◆ WORK TASK ◆
The lines of the records that include "soll" should all be copied.

(Beginning of MATERIAL TO PROCESS)

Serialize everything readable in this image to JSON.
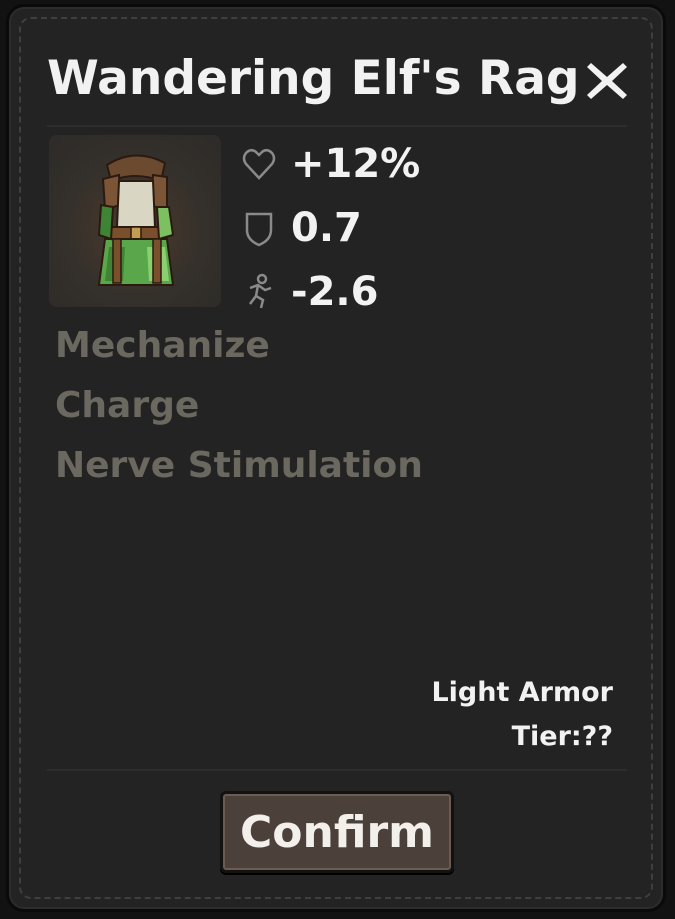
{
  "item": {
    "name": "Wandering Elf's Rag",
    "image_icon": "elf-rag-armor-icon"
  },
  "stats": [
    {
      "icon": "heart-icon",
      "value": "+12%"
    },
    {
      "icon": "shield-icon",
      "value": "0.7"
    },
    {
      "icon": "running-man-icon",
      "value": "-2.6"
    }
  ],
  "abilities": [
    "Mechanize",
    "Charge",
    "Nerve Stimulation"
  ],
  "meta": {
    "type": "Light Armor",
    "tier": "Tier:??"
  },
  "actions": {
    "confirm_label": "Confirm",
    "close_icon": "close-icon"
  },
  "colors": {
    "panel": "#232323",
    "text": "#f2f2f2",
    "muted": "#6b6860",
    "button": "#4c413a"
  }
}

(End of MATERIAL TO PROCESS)
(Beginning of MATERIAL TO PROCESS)

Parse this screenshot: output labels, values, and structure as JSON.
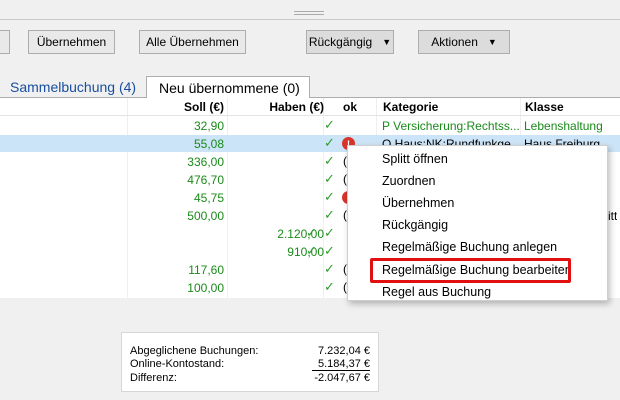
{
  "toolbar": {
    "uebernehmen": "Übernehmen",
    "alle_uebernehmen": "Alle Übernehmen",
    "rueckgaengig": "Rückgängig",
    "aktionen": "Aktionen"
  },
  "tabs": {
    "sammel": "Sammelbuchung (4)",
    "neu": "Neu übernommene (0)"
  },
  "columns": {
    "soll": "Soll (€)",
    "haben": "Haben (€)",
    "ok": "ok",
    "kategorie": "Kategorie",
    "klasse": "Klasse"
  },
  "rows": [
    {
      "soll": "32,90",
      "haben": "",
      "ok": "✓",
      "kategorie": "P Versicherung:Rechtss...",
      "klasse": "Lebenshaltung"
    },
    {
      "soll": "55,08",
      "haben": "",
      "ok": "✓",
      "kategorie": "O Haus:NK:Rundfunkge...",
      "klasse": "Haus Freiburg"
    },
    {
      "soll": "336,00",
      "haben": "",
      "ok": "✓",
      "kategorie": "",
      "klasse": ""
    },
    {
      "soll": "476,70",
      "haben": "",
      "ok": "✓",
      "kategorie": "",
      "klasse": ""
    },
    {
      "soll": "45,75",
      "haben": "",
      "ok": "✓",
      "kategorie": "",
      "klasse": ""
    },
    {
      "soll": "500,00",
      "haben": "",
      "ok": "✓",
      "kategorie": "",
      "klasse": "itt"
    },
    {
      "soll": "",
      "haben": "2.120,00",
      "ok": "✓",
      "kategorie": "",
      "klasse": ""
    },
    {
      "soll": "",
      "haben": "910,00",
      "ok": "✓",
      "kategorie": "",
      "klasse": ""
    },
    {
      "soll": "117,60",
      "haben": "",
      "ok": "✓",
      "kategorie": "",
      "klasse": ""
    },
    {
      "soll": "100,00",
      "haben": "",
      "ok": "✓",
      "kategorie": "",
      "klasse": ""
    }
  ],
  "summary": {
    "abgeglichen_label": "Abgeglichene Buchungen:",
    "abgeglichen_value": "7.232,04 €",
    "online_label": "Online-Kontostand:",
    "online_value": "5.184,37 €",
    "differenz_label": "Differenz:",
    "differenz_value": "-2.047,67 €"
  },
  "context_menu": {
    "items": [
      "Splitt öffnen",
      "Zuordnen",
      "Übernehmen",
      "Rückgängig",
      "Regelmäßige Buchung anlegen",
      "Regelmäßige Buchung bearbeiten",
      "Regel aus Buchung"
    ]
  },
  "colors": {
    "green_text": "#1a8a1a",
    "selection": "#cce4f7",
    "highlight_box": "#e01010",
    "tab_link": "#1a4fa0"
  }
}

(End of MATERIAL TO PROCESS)

◆ PROBLEM SOLUTION ◆
    "soll": "Soll (€)",
      "soll": "32,90",
      "soll": "55,08",
      "soll": "336,00",
      "soll": "476,70",
      "soll": "45,75",
      "soll": "500,00",
      "soll": "",
      "soll": "",
      "soll": "117,60",
      "soll": "100,00",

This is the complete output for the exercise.